### Exercise description
Copy every line of the material exactly as it stands.

□ □ □ □ □ □ □

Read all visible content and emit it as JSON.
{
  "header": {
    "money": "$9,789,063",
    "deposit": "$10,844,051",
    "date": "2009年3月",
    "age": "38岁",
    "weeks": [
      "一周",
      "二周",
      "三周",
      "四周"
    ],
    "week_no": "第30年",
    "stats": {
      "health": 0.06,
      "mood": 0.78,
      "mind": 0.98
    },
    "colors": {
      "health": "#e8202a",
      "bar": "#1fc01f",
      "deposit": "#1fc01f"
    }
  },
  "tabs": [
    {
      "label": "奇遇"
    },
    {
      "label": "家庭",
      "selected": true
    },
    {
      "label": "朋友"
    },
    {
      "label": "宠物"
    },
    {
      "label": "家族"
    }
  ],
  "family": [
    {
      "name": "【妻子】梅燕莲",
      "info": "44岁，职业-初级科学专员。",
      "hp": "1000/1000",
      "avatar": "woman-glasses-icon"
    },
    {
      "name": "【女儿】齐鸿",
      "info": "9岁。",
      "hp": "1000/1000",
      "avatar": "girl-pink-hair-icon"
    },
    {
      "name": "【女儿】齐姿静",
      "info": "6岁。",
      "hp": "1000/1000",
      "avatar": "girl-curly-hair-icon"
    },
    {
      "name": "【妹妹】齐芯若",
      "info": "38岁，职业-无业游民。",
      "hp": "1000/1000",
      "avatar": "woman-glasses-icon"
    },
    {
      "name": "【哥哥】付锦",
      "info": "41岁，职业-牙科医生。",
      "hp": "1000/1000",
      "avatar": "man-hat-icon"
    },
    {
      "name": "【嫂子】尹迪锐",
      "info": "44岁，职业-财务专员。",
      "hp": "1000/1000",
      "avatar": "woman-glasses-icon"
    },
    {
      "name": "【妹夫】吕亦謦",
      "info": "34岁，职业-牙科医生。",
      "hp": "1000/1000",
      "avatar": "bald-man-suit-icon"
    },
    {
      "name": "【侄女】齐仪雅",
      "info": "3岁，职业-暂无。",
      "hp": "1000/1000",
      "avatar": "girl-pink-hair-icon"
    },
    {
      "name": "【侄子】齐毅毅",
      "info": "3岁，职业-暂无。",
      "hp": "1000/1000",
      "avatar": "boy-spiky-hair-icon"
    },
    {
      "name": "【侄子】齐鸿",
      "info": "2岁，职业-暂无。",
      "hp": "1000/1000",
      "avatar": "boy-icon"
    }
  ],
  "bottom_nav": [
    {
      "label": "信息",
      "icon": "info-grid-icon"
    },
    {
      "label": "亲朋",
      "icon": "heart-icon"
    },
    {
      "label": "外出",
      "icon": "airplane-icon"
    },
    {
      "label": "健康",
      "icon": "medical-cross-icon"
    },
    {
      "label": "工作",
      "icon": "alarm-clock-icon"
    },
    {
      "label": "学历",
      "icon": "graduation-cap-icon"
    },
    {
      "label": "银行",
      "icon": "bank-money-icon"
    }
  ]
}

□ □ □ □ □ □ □

### The answer
Read all visible content and emit it as JSON.
{
  "header": {
    "money": "$9,789,063",
    "deposit": "$10,844,051",
    "date": "2009年3月",
    "age": "38岁",
    "weeks": [
      "一周",
      "二周",
      "三周",
      "四周"
    ],
    "week_no": "第30年",
    "stats": {
      "health": 0.06,
      "mood": 0.78,
      "mind": 0.98
    },
    "colors": {
      "health": "#e8202a",
      "bar": "#1fc01f",
      "deposit": "#1fc01f"
    }
  },
  "tabs": [
    {
      "label": "奇遇"
    },
    {
      "label": "家庭",
      "selected": true
    },
    {
      "label": "朋友"
    },
    {
      "label": "宠物"
    },
    {
      "label": "家族"
    }
  ],
  "family": [
    {
      "name": "【妻子】梅燕莲",
      "info": "44岁，职业-初级科学专员。",
      "hp": "1000/1000",
      "avatar": "woman-glasses-icon"
    },
    {
      "name": "【女儿】齐鸿",
      "info": "9岁。",
      "hp": "1000/1000",
      "avatar": "girl-pink-hair-icon"
    },
    {
      "name": "【女儿】齐姿静",
      "info": "6岁。",
      "hp": "1000/1000",
      "avatar": "girl-curly-hair-icon"
    },
    {
      "name": "【妹妹】齐芯若",
      "info": "38岁，职业-无业游民。",
      "hp": "1000/1000",
      "avatar": "woman-glasses-icon"
    },
    {
      "name": "【哥哥】付锦",
      "info": "41岁，职业-牙科医生。",
      "hp": "1000/1000",
      "avatar": "man-hat-icon"
    },
    {
      "name": "【嫂子】尹迪锐",
      "info": "44岁，职业-财务专员。",
      "hp": "1000/1000",
      "avatar": "woman-glasses-icon"
    },
    {
      "name": "【妹夫】吕亦謦",
      "info": "34岁，职业-牙科医生。",
      "hp": "1000/1000",
      "avatar": "bald-man-suit-icon"
    },
    {
      "name": "【侄女】齐仪雅",
      "info": "3岁，职业-暂无。",
      "hp": "1000/1000",
      "avatar": "girl-pink-hair-icon"
    },
    {
      "name": "【侄子】齐毅毅",
      "info": "3岁，职业-暂无。",
      "hp": "1000/1000",
      "avatar": "boy-spiky-hair-icon"
    },
    {
      "name": "【侄子】齐鸿",
      "info": "2岁，职业-暂无。",
      "hp": "1000/1000",
      "avatar": "boy-icon"
    }
  ],
  "bottom_nav": [
    {
      "label": "信息",
      "icon": "info-grid-icon"
    },
    {
      "label": "亲朋",
      "icon": "heart-icon"
    },
    {
      "label": "外出",
      "icon": "airplane-icon"
    },
    {
      "label": "健康",
      "icon": "medical-cross-icon"
    },
    {
      "label": "工作",
      "icon": "alarm-clock-icon"
    },
    {
      "label": "学历",
      "icon": "graduation-cap-icon"
    },
    {
      "label": "银行",
      "icon": "bank-money-icon"
    }
  ]
}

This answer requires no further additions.